By Mindy Weisberger, Senior Writer Live Science
A woman’s body that was recently donated to a medical school in Oregon provided an anatomy lesson that was much stranger than instructors expected.
When students at the Oregon Health and Science University (OHSU) in Portland dissected the cadaver of the 99-year-old woman, they found that her liver and abdominal organs were transposed — as if flipped across a vertical axis — though her heart was oriented normally, on the left side, OHSU representatives said in a statement.
This is known as “situs inversus with levocardia,” and it affects about 1 in 22,000 births, according to OHSU. But unlike most who have this rare condition, the woman experienced no ill effects during her lifetime — in fact, she was completely unaware that some of her organs weren’t where they were supposed to be, her family told OHSU. [27 Oddest Medical Cases]
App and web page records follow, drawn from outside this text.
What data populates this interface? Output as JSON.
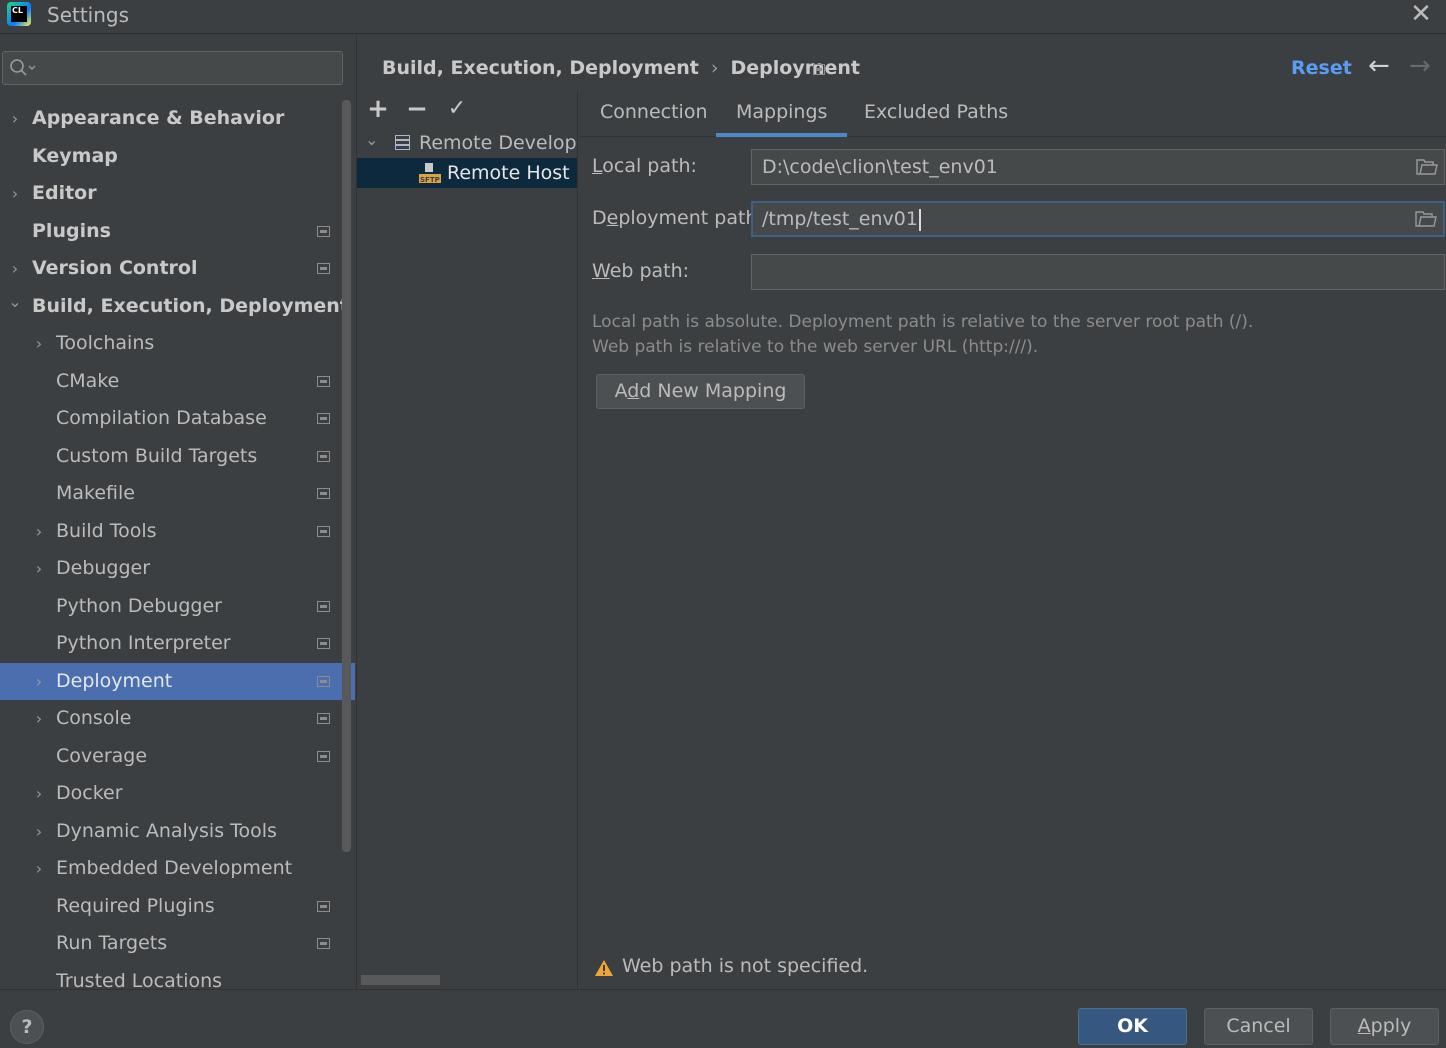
{
  "window": {
    "title": "Settings",
    "app_icon_text": "CL"
  },
  "nav": {
    "items": [
      {
        "label": "Appearance & Behavior",
        "bold": true,
        "arrow": "›",
        "indent": 0,
        "project": false
      },
      {
        "label": "Keymap",
        "bold": true,
        "arrow": "",
        "indent": 0,
        "project": false
      },
      {
        "label": "Editor",
        "bold": true,
        "arrow": "›",
        "indent": 0,
        "project": false
      },
      {
        "label": "Plugins",
        "bold": true,
        "arrow": "",
        "indent": 0,
        "project": true
      },
      {
        "label": "Version Control",
        "bold": true,
        "arrow": "›",
        "indent": 0,
        "project": true
      },
      {
        "label": "Build, Execution, Deployment",
        "bold": true,
        "arrow": "⌄",
        "indent": 0,
        "project": false
      },
      {
        "label": "Toolchains",
        "bold": false,
        "arrow": "›",
        "indent": 1,
        "project": false
      },
      {
        "label": "CMake",
        "bold": false,
        "arrow": "",
        "indent": 1,
        "project": true
      },
      {
        "label": "Compilation Database",
        "bold": false,
        "arrow": "",
        "indent": 1,
        "project": true
      },
      {
        "label": "Custom Build Targets",
        "bold": false,
        "arrow": "",
        "indent": 1,
        "project": true
      },
      {
        "label": "Makefile",
        "bold": false,
        "arrow": "",
        "indent": 1,
        "project": true
      },
      {
        "label": "Build Tools",
        "bold": false,
        "arrow": "›",
        "indent": 1,
        "project": true
      },
      {
        "label": "Debugger",
        "bold": false,
        "arrow": "›",
        "indent": 1,
        "project": false
      },
      {
        "label": "Python Debugger",
        "bold": false,
        "arrow": "",
        "indent": 1,
        "project": true
      },
      {
        "label": "Python Interpreter",
        "bold": false,
        "arrow": "",
        "indent": 1,
        "project": true
      },
      {
        "label": "Deployment",
        "bold": false,
        "arrow": "›",
        "indent": 1,
        "project": true,
        "selected": true
      },
      {
        "label": "Console",
        "bold": false,
        "arrow": "›",
        "indent": 1,
        "project": true
      },
      {
        "label": "Coverage",
        "bold": false,
        "arrow": "",
        "indent": 1,
        "project": true
      },
      {
        "label": "Docker",
        "bold": false,
        "arrow": "›",
        "indent": 1,
        "project": false
      },
      {
        "label": "Dynamic Analysis Tools",
        "bold": false,
        "arrow": "›",
        "indent": 1,
        "project": false
      },
      {
        "label": "Embedded Development",
        "bold": false,
        "arrow": "›",
        "indent": 1,
        "project": false
      },
      {
        "label": "Required Plugins",
        "bold": false,
        "arrow": "",
        "indent": 1,
        "project": true
      },
      {
        "label": "Run Targets",
        "bold": false,
        "arrow": "",
        "indent": 1,
        "project": true
      },
      {
        "label": "Trusted Locations",
        "bold": false,
        "arrow": "",
        "indent": 1,
        "project": false
      }
    ]
  },
  "header": {
    "breadcrumb_parent": "Build, Execution, Deployment",
    "breadcrumb_sep": "›",
    "breadcrumb_current": "Deployment",
    "reset_label": "Reset",
    "back_arrow": "←",
    "forward_arrow": "→"
  },
  "tree": {
    "toolbar": {
      "add": "+",
      "remove": "−",
      "default": "✓"
    },
    "root_label": "Remote Developm",
    "root_arrow": "⌄",
    "child_label": "Remote Host (a"
  },
  "tabs": [
    {
      "label": "Connection"
    },
    {
      "label": "Mappings",
      "active": true
    },
    {
      "label": "Excluded Paths"
    }
  ],
  "form": {
    "local_path_label_pre": "",
    "local_path_label_u": "L",
    "local_path_label_post": "ocal path:",
    "local_path_value": "D:\\code\\clion\\test_env01",
    "deployment_path_label_pre": "D",
    "deployment_path_label_u": "e",
    "deployment_path_label_post": "ployment path:",
    "deployment_path_value": "/tmp/test_env01",
    "web_path_label_pre": "",
    "web_path_label_u": "W",
    "web_path_label_post": "eb path:",
    "web_path_value": ""
  },
  "hints": {
    "line1": "Local path is absolute. Deployment path is relative to the server root path (/).",
    "line2": "Web path is relative to the web server URL (http:///)."
  },
  "add_mapping": {
    "pre": "A",
    "u": "d",
    "post": "d New Mapping"
  },
  "warning": {
    "text": "Web path is not specified."
  },
  "buttons": {
    "help": "?",
    "ok": "OK",
    "cancel": "Cancel",
    "apply_u": "A",
    "apply_post": "pply"
  },
  "colors": {
    "background": "#3c3f41",
    "selection": "#4b6eaf",
    "link": "#589df6",
    "ok_button": "#365880",
    "warning": "#f0a732"
  }
}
The donated remains belonged to Rose Marie Bentley, who died in October 2017. Her unusual case was presented today (April 8) in a poster at the 2019 American Association of Anatomists Annual Meeting at Experimental Biology, in Orlando, Florida.